Qubes lets the user define many security domains, which are implemented as lightweight Virtual Machines (VMs), or “AppVMs.” For example, the user can have “personal,” “work,” “shopping,” “bank,” and “random” AppVMs and can use the applications within those VMs just as if they were executing on the local machine. At the same time, however, these applications are well isolated from each other. Qubes also supports secure copy-and-paste and file sharing between the AppVMs, of course.
Key Architecture features
- Based on a secure bare-metal hypervisor (Xen)
- Networking code sand-boxed in an unprivileged VM (using IOMMU/VT-d)
- USB stacks and drivers sand-boxed in an unprivileged VM (currently experimental feature)
- No networking code in the privileged domain (dom0)
- All user applications run in “AppVMs,” lightweight VMs based on Linux

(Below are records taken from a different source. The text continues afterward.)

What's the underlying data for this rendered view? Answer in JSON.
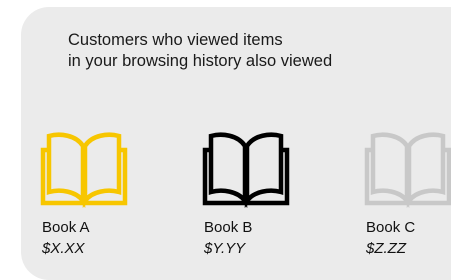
{
  "panel": {
    "heading_line1": "Customers who viewed items",
    "heading_line2": "in your browsing history also viewed"
  },
  "items": [
    {
      "title": "Book A",
      "price": "$X.XX",
      "icon": "open-book-icon",
      "color": "#f7c600"
    },
    {
      "title": "Book B",
      "price": "$Y.YY",
      "icon": "open-book-icon",
      "color": "#000000"
    },
    {
      "title": "Book C",
      "price": "$Z.ZZ",
      "icon": "open-book-icon",
      "color": "#c8c8c8"
    }
  ]
}
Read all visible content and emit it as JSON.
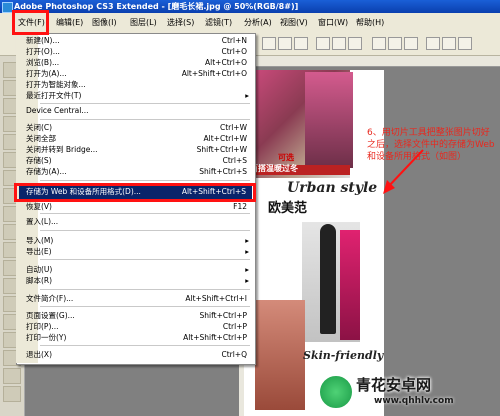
{
  "window": {
    "title": "Adobe Photoshop CS3 Extended - [磨毛长裙.jpg @ 50%(RGB/8#)]"
  },
  "menubar": {
    "items": [
      "文件(F)",
      "编辑(E)",
      "图像(I)",
      "图层(L)",
      "选择(S)",
      "滤镜(T)",
      "分析(A)",
      "视图(V)",
      "窗口(W)",
      "帮助(H)"
    ]
  },
  "file_menu": {
    "items": [
      {
        "label": "新建(N)...",
        "shortcut": "Ctrl+N"
      },
      {
        "label": "打开(O)...",
        "shortcut": "Ctrl+O"
      },
      {
        "label": "浏览(B)...",
        "shortcut": "Alt+Ctrl+O"
      },
      {
        "label": "打开为(A)...",
        "shortcut": "Alt+Shift+Ctrl+O"
      },
      {
        "label": "打开为智能对象...",
        "shortcut": ""
      },
      {
        "label": "最近打开文件(T)",
        "shortcut": "",
        "submenu": true
      },
      {
        "label": "Device Central...",
        "shortcut": ""
      },
      {
        "label": "关闭(C)",
        "shortcut": "Ctrl+W"
      },
      {
        "label": "关闭全部",
        "shortcut": "Alt+Ctrl+W"
      },
      {
        "label": "关闭并转到 Bridge...",
        "shortcut": "Shift+Ctrl+W"
      },
      {
        "label": "存储(S)",
        "shortcut": "Ctrl+S"
      },
      {
        "label": "存储为(A)...",
        "shortcut": "Shift+Ctrl+S"
      },
      {
        "label": "存储为 Web 和设备所用格式(D)...",
        "shortcut": "Alt+Shift+Ctrl+S"
      },
      {
        "label": "恢复(V)",
        "shortcut": "F12"
      },
      {
        "label": "置入(L)...",
        "shortcut": ""
      },
      {
        "label": "导入(M)",
        "shortcut": "",
        "submenu": true
      },
      {
        "label": "导出(E)",
        "shortcut": "",
        "submenu": true
      },
      {
        "label": "自动(U)",
        "shortcut": "",
        "submenu": true
      },
      {
        "label": "脚本(R)",
        "shortcut": "",
        "submenu": true
      },
      {
        "label": "文件简介(F)...",
        "shortcut": "Alt+Shift+Ctrl+I"
      },
      {
        "label": "页面设置(G)...",
        "shortcut": "Shift+Ctrl+P"
      },
      {
        "label": "打印(P)...",
        "shortcut": "Ctrl+P"
      },
      {
        "label": "打印一份(Y)",
        "shortcut": "Alt+Shift+Ctrl+P"
      },
      {
        "label": "退出(X)",
        "shortcut": "Ctrl+Q"
      }
    ]
  },
  "canvas": {
    "strip_text": "百搭温暖过冬",
    "strip_text2": "可选",
    "style_text": "Urban style",
    "ou_text": "欧美范",
    "skin_text": "Skin-friendly"
  },
  "annotation": {
    "text": "6、用切片工具把整张图片切好之后，选择文件中的存储为Web和设备所用格式（如图）"
  },
  "watermark": {
    "name": "青花安卓网",
    "url": "www.qhhlv.com"
  },
  "colors": {
    "highlight_box": "#ff1212",
    "selected_item_bg": "#0a246a",
    "annotation_text": "#e8281e"
  }
}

- Centralized updates of all AppVMs based on the same template
- Qubes GUI virtualization presents applications as if they were running locally
- Qubes GUI provides isolation between apps sharing the same desktop
- Secure system boot based (optional)
(For those interested in the history of the project, Architecture Spec v0.3 [PDF] is the original 2009 document that started this all. Please note that this document is for historical interest only. For the latest information, please see the rest of the System Documentation.)
Qubes Core Stack
Qubes Core Stack is, as the name implies, the core component of Qubes OS. It’s the glue that connects all the other components together, and which allows users and admins to interact with and configure the system. The other components of the Qubes system include:
- VM-located core agents (implementing e.g. qrexec endpoints used by various Qubes services)
- VM-customizations (making the VMs lightweight and working well with seamless GUI virtualization)
- Qubes GUI virtualization (the protocol, VM-located agents, and daemons located in the GUI domain which, for now, happens to be the same as dom0),
- GUI domain customizations (Desktop Environment customizations, decoration coloring plugin, etc)
- The AdminVM distribution (various customizations, special services, such as for receiving and verifying updates, in the future: custom distro)
- The Xen hypervisor (with a bunch of customization patches, occasional hardening) or - in the future - some other virtualising or containerizing software or technology
- Multiple “Qubes Apps” (various services built on top of Qubes qrexec infrastructure, such as: trusted PDF and Image converters, Split GPG, safe USB proxies for HID devices, USB proxy for offering USB devices (exposed via qvm-usb), Yubikey support, USB Armory support, etc)
- Various ready-to-use templates (e.g. Debian-, Whonix-based), which are used to create actual VMs, i.e. provide the root filesystem to the VMs
- Salt Stack integration
And all these components are “glued together” by the Qubes Core Stack.
This diagram illustrates the location of all these components in the overall system architecture. Unlike the other Qubes architecture diagram above, this one takes an AppVM-centric approach.